YOUR INSTRUCTIONS:
From the first line to the last, give the data again exactly.

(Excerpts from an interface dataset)
• • •
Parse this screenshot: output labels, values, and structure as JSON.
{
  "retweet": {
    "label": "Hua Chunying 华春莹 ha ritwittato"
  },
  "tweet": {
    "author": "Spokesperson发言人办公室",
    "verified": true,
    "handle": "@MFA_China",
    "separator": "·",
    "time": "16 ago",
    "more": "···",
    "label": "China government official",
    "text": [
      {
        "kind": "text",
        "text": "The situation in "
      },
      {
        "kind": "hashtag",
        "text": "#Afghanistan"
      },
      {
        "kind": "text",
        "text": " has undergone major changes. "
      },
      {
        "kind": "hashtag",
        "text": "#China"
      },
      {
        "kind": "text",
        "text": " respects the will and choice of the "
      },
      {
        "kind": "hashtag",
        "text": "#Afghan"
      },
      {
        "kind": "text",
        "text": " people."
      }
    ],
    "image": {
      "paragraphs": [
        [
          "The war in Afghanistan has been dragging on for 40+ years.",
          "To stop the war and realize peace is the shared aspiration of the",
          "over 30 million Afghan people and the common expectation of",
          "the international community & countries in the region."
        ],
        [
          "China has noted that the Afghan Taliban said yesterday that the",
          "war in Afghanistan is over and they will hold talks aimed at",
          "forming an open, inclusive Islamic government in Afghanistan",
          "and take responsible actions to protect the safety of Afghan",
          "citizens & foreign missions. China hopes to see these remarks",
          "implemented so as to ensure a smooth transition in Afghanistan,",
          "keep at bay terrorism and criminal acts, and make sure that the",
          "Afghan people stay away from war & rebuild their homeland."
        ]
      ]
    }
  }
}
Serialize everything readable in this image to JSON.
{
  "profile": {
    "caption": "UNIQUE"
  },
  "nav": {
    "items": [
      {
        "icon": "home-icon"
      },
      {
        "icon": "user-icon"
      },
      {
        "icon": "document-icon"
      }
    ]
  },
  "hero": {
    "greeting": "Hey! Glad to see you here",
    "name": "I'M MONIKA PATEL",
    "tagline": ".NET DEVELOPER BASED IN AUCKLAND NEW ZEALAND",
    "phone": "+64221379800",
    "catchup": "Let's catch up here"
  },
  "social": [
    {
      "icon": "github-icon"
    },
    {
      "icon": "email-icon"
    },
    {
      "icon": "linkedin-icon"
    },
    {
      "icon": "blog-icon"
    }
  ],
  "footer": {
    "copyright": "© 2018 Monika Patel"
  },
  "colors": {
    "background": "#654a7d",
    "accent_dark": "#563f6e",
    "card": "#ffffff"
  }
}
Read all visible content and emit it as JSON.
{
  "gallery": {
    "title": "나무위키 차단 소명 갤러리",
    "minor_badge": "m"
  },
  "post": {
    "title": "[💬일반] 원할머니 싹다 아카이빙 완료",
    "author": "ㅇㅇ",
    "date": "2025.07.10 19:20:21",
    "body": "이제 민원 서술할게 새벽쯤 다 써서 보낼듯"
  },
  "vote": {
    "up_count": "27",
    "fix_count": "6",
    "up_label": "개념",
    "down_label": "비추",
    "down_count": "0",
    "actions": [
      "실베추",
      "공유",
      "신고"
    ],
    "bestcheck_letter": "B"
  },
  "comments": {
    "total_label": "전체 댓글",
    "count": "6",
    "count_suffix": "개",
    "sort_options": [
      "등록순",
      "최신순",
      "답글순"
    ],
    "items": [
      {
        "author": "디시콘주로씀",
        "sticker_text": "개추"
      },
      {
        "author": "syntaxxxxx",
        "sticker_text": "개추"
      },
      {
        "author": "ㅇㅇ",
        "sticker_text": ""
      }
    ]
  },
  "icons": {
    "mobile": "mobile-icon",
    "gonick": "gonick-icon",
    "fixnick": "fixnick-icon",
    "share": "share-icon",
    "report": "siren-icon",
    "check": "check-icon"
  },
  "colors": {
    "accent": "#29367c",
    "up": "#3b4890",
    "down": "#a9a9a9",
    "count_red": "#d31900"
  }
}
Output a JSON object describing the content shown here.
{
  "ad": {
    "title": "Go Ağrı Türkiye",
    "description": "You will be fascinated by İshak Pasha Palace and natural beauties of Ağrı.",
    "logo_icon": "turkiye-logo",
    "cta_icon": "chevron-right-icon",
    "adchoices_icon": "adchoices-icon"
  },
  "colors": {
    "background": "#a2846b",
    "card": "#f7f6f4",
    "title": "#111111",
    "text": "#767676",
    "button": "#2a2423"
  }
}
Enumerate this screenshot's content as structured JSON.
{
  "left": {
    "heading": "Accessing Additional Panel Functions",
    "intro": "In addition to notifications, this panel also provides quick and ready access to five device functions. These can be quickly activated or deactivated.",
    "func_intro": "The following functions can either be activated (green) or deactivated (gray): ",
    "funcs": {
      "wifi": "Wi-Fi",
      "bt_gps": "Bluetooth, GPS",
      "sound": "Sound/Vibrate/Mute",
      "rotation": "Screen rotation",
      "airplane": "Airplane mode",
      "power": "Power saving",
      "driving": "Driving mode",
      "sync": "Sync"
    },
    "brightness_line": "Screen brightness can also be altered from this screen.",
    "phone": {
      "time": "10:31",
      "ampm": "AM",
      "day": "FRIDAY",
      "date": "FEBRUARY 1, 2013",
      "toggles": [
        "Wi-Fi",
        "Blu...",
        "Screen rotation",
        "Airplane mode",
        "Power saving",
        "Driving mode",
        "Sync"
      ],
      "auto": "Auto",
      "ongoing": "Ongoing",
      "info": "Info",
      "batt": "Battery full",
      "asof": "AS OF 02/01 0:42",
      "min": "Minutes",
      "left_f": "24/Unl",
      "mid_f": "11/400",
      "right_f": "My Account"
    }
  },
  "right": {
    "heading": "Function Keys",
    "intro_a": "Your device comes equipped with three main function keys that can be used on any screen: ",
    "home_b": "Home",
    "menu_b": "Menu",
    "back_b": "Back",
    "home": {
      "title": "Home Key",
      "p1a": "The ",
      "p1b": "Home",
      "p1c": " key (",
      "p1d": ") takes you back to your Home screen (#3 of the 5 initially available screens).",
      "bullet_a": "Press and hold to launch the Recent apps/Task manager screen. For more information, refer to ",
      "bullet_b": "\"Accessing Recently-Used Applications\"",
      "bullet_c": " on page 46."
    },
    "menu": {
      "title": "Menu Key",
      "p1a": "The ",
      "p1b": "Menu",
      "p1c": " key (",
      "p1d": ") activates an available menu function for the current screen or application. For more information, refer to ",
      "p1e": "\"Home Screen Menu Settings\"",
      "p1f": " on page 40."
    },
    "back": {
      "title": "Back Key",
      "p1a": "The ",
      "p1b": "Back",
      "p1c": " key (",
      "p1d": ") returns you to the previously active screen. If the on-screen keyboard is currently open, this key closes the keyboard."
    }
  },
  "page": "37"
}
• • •
RESPONSE TO THIS TASK:
Parse this screenshot: output labels, values, and structure as JSON.
{
  "retweet": {
    "label": "Hua Chunying 华春莹 ha ritwittato"
  },
  "tweet": {
    "author": "Spokesperson发言人办公室",
    "verified": true,
    "handle": "@MFA_China",
    "separator": "·",
    "time": "16 ago",
    "more": "···",
    "label": "China government official",
    "text": [
      {
        "kind": "text",
        "text": "The situation in "
      },
      {
        "kind": "hashtag",
        "text": "#Afghanistan"
      },
      {
        "kind": "text",
        "text": " has undergone major changes. "
      },
      {
        "kind": "hashtag",
        "text": "#China"
      },
      {
        "kind": "text",
        "text": " respects the will and choice of the "
      },
      {
        "kind": "hashtag",
        "text": "#Afghan"
      },
      {
        "kind": "text",
        "text": " people."
      }
    ],
    "image": {
      "paragraphs": [
        [
          "The war in Afghanistan has been dragging on for 40+ years.",
          "To stop the war and realize peace is the shared aspiration of the",
          "over 30 million Afghan people and the common expectation of",
          "the international community & countries in the region."
        ],
        [
          "China has noted that the Afghan Taliban said yesterday that the",
          "war in Afghanistan is over and they will hold talks aimed at",
          "forming an open, inclusive Islamic government in Afghanistan",
          "and take responsible actions to protect the safety of Afghan",
          "citizens & foreign missions. China hopes to see these remarks",
          "implemented so as to ensure a smooth transition in Afghanistan,",
          "keep at bay terrorism and criminal acts, and make sure that the",
          "Afghan people stay away from war & rebuild their homeland."
        ]
      ]
    }
  }
}
Serialize everything readable in this image to JSON.
{
  "profile": {
    "caption": "UNIQUE"
  },
  "nav": {
    "items": [
      {
        "icon": "home-icon"
      },
      {
        "icon": "user-icon"
      },
      {
        "icon": "document-icon"
      }
    ]
  },
  "hero": {
    "greeting": "Hey! Glad to see you here",
    "name": "I'M MONIKA PATEL",
    "tagline": ".NET DEVELOPER BASED IN AUCKLAND NEW ZEALAND",
    "phone": "+64221379800",
    "catchup": "Let's catch up here"
  },
  "social": [
    {
      "icon": "github-icon"
    },
    {
      "icon": "email-icon"
    },
    {
      "icon": "linkedin-icon"
    },
    {
      "icon": "blog-icon"
    }
  ],
  "footer": {
    "copyright": "© 2018 Monika Patel"
  },
  "colors": {
    "background": "#654a7d",
    "accent_dark": "#563f6e",
    "card": "#ffffff"
  }
}
Read all visible content and emit it as JSON.
{
  "gallery": {
    "title": "나무위키 차단 소명 갤러리",
    "minor_badge": "m"
  },
  "post": {
    "title": "[💬일반] 원할머니 싹다 아카이빙 완료",
    "author": "ㅇㅇ",
    "date": "2025.07.10 19:20:21",
    "body": "이제 민원 서술할게 새벽쯤 다 써서 보낼듯"
  },
  "vote": {
    "up_count": "27",
    "fix_count": "6",
    "up_label": "개념",
    "down_label": "비추",
    "down_count": "0",
    "actions": [
      "실베추",
      "공유",
      "신고"
    ],
    "bestcheck_letter": "B"
  },
  "comments": {
    "total_label": "전체 댓글",
    "count": "6",
    "count_suffix": "개",
    "sort_options": [
      "등록순",
      "최신순",
      "답글순"
    ],
    "items": [
      {
        "author": "디시콘주로씀",
        "sticker_text": "개추"
      },
      {
        "author": "syntaxxxxx",
        "sticker_text": "개추"
      },
      {
        "author": "ㅇㅇ",
        "sticker_text": ""
      }
    ]
  },
  "icons": {
    "mobile": "mobile-icon",
    "gonick": "gonick-icon",
    "fixnick": "fixnick-icon",
    "share": "share-icon",
    "report": "siren-icon",
    "check": "check-icon"
  },
  "colors": {
    "accent": "#29367c",
    "up": "#3b4890",
    "down": "#a9a9a9",
    "count_red": "#d31900"
  }
}
Output a JSON object describing the content shown here.
{
  "ad": {
    "title": "Go Ağrı Türkiye",
    "description": "You will be fascinated by İshak Pasha Palace and natural beauties of Ağrı.",
    "logo_icon": "turkiye-logo",
    "cta_icon": "chevron-right-icon",
    "adchoices_icon": "adchoices-icon"
  },
  "colors": {
    "background": "#a2846b",
    "card": "#f7f6f4",
    "title": "#111111",
    "text": "#767676",
    "button": "#2a2423"
  }
}
Enumerate this screenshot's content as structured JSON.
{
  "left": {
    "heading": "Accessing Additional Panel Functions",
    "intro": "In addition to notifications, this panel also provides quick and ready access to five device functions. These can be quickly activated or deactivated.",
    "func_intro": "The following functions can either be activated (green) or deactivated (gray): ",
    "funcs": {
      "wifi": "Wi-Fi",
      "bt_gps": "Bluetooth, GPS",
      "sound": "Sound/Vibrate/Mute",
      "rotation": "Screen rotation",
      "airplane": "Airplane mode",
      "power": "Power saving",
      "driving": "Driving mode",
      "sync": "Sync"
    },
    "brightness_line": "Screen brightness can also be altered from this screen.",
    "phone": {
      "time": "10:31",
      "ampm": "AM",
      "day": "FRIDAY",
      "date": "FEBRUARY 1, 2013",
      "toggles": [
        "Wi-Fi",
        "Blu...",
        "Screen rotation",
        "Airplane mode",
        "Power saving",
        "Driving mode",
        "Sync"
      ],
      "auto": "Auto",
      "ongoing": "Ongoing",
      "info": "Info",
      "batt": "Battery full",
      "asof": "AS OF 02/01 0:42",
      "min": "Minutes",
      "left_f": "24/Unl",
      "mid_f": "11/400",
      "right_f": "My Account"
    }
  },
  "right": {
    "heading": "Function Keys",
    "intro_a": "Your device comes equipped with three main function keys that can be used on any screen: ",
    "home_b": "Home",
    "menu_b": "Menu",
    "back_b": "Back",
    "home": {
      "title": "Home Key",
      "p1a": "The ",
      "p1b": "Home",
      "p1c": " key (",
      "p1d": ") takes you back to your Home screen (#3 of the 5 initially available screens).",
      "bullet_a": "Press and hold to launch the Recent apps/Task manager screen. For more information, refer to ",
      "bullet_b": "\"Accessing Recently-Used Applications\"",
      "bullet_c": " on page 46."
    },
    "menu": {
      "title": "Menu Key",
      "p1a": "The ",
      "p1b": "Menu",
      "p1c": " key (",
      "p1d": ") activates an available menu function for the current screen or application. For more information, refer to ",
      "p1e": "\"Home Screen Menu Settings\"",
      "p1f": " on page 40."
    },
    "back": {
      "title": "Back Key",
      "p1a": "The ",
      "p1b": "Back",
      "p1c": " key (",
      "p1d": ") returns you to the previously active screen. If the on-screen keyboard is currently open, this key closes the keyboard."
    }
  },
  "page": "37"
}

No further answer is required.